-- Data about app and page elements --
....

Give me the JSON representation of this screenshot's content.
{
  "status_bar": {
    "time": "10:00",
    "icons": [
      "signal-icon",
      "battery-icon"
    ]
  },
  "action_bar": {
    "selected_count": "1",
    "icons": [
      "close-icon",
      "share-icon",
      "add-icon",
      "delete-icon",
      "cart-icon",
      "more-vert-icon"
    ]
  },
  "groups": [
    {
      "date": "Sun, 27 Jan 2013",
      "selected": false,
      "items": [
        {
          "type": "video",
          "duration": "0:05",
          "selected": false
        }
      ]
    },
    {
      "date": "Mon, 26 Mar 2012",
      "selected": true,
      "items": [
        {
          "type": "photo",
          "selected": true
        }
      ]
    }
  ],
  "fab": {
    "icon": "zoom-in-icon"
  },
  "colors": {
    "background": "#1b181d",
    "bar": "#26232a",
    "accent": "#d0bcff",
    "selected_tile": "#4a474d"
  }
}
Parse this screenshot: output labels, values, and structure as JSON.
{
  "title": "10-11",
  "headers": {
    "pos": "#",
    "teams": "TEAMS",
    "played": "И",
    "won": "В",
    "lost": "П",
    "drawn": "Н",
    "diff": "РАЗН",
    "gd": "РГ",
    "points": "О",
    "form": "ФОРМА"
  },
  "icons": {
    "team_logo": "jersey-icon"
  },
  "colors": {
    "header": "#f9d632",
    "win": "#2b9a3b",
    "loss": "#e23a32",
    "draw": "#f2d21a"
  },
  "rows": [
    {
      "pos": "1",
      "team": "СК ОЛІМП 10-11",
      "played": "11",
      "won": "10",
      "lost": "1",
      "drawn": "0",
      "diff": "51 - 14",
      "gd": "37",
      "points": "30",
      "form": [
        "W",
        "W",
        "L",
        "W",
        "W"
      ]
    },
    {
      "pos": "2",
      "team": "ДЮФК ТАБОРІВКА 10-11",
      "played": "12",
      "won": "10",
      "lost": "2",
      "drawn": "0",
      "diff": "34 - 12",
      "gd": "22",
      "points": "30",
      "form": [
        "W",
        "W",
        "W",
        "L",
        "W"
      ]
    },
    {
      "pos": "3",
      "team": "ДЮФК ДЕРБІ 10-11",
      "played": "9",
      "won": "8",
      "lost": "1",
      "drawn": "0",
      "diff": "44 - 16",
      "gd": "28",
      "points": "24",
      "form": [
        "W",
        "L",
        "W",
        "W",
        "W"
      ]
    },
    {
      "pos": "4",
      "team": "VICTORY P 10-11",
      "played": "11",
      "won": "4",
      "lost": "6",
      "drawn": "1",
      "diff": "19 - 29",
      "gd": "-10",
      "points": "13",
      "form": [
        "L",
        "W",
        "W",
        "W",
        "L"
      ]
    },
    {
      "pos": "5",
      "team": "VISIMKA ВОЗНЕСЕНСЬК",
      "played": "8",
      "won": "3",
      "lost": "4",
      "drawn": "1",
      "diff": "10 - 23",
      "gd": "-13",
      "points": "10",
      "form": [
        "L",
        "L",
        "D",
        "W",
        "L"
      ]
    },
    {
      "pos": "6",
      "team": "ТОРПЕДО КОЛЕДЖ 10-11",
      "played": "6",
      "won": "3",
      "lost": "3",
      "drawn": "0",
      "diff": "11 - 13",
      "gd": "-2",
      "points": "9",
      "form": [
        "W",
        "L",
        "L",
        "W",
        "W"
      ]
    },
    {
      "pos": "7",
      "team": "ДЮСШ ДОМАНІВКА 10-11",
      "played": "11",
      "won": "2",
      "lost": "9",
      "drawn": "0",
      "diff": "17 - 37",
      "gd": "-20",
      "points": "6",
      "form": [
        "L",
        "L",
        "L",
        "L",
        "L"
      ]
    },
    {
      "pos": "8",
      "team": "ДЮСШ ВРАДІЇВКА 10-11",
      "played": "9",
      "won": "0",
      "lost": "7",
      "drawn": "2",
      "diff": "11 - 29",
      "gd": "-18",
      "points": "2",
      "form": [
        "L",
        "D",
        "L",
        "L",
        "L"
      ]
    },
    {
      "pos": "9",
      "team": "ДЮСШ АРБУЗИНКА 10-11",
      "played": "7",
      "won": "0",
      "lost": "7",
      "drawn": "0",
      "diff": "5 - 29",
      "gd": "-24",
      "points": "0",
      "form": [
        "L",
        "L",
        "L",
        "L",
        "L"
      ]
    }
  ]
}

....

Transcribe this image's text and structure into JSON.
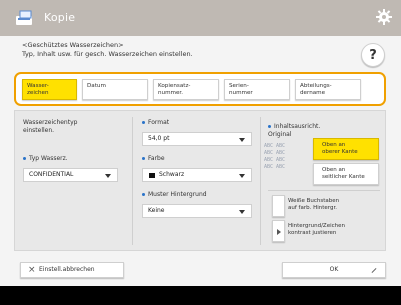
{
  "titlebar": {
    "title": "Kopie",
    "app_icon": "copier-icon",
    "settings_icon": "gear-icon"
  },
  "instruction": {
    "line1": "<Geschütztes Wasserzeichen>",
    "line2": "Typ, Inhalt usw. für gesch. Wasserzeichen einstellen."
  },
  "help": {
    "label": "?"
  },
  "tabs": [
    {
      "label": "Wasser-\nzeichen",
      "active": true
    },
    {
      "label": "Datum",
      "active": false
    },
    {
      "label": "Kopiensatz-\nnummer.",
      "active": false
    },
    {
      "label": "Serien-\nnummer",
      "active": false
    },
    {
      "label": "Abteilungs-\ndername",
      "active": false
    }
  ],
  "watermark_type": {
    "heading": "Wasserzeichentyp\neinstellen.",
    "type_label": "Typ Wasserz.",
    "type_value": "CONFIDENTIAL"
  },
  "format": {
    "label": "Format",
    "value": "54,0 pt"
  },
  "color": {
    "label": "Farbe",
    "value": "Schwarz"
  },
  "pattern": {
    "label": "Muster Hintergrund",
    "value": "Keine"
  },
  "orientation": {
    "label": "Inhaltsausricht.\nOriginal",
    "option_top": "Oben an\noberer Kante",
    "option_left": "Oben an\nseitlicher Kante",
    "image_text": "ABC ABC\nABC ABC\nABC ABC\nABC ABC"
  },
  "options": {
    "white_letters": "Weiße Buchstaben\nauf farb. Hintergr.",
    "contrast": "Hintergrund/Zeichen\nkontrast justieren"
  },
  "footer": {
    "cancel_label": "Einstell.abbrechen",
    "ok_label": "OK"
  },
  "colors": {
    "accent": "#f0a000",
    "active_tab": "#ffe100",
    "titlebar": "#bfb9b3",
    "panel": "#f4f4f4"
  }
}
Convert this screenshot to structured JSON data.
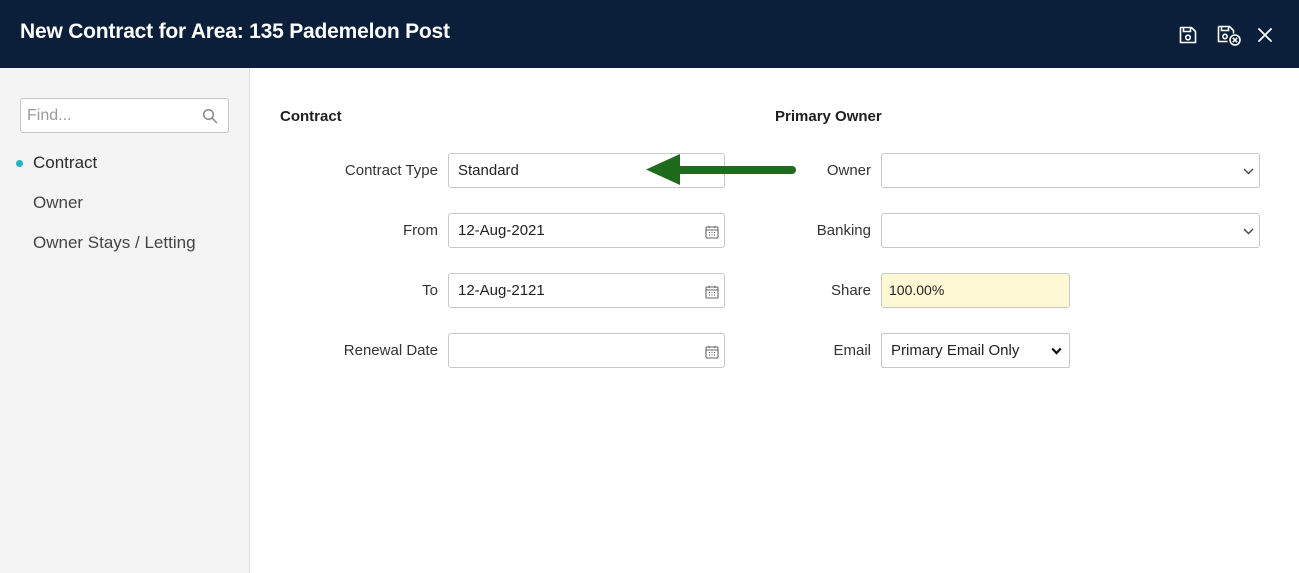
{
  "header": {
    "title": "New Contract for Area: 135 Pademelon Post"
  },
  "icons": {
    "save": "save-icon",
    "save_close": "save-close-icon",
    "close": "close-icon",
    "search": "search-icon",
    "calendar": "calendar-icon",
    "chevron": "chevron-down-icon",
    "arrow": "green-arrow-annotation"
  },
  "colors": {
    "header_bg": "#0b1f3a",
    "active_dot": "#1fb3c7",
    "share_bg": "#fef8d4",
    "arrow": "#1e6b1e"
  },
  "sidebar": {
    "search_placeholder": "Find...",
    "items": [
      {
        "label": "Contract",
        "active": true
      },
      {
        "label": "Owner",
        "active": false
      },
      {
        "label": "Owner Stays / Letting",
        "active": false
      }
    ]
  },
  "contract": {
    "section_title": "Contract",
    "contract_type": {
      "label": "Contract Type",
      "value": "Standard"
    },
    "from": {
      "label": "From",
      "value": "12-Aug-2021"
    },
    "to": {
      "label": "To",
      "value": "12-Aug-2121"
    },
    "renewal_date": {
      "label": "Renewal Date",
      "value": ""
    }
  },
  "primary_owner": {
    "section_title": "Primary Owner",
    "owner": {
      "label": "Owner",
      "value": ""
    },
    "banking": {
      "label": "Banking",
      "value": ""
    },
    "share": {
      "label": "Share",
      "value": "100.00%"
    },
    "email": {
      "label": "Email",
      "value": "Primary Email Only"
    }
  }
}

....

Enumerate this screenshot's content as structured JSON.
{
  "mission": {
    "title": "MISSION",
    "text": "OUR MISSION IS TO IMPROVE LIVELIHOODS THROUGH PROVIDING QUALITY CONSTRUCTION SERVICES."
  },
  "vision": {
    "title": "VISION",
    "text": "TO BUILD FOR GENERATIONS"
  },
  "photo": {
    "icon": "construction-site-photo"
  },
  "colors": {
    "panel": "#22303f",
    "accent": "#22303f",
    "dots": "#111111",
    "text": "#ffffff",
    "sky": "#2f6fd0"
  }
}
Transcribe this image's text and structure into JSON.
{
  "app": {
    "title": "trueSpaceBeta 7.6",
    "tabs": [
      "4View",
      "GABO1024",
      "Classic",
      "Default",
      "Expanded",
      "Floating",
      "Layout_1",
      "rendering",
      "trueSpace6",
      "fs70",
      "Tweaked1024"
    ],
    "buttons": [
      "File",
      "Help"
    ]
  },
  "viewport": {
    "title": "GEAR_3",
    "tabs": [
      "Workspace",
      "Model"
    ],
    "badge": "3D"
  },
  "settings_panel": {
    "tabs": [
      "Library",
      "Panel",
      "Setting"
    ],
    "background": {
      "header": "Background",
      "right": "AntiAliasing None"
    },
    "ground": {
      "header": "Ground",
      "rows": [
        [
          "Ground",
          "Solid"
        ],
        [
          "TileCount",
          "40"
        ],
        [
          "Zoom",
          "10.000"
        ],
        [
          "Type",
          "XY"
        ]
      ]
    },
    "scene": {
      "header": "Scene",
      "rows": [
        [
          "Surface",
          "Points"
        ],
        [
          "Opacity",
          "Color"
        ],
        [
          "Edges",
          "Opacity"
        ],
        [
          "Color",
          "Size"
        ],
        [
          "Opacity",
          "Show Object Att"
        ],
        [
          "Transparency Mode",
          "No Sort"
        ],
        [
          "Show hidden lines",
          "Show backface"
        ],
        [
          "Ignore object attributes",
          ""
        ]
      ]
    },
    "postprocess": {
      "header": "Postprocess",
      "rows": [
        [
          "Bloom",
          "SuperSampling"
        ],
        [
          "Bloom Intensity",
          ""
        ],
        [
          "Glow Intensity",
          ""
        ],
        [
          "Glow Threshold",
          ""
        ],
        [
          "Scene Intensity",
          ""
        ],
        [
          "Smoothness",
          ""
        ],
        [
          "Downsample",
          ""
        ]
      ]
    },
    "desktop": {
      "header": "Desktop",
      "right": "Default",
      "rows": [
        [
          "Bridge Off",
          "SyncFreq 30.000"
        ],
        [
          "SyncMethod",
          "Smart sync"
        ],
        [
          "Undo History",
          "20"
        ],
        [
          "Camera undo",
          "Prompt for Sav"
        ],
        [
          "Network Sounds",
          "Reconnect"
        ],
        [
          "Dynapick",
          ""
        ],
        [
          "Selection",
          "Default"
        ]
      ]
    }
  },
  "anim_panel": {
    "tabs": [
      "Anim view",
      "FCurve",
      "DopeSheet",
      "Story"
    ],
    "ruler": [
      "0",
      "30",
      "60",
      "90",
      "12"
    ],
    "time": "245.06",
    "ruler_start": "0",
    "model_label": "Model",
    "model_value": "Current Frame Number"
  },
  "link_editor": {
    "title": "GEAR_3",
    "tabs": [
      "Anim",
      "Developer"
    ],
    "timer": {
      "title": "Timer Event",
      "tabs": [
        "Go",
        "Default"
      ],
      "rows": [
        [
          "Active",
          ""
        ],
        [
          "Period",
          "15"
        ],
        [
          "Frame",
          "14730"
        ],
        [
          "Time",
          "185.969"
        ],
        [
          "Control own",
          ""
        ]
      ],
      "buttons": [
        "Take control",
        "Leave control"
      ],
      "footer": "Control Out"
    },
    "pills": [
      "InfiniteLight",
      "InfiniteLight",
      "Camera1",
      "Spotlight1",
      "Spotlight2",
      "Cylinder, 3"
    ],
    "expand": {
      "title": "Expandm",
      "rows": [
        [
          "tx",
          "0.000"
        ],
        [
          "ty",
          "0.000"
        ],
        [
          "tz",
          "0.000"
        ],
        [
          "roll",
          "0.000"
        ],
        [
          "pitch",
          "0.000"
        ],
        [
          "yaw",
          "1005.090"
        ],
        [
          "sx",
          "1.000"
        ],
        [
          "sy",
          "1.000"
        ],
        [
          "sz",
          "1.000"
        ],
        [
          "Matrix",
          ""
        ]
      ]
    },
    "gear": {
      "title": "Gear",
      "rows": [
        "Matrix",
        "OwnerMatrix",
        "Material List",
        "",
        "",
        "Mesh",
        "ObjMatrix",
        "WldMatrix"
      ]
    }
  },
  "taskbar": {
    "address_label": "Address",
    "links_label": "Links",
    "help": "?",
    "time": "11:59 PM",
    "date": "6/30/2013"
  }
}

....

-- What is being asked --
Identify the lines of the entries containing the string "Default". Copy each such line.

-- Task answer --
      "Default",
      "right": "Default",
          "Default"
        "Default"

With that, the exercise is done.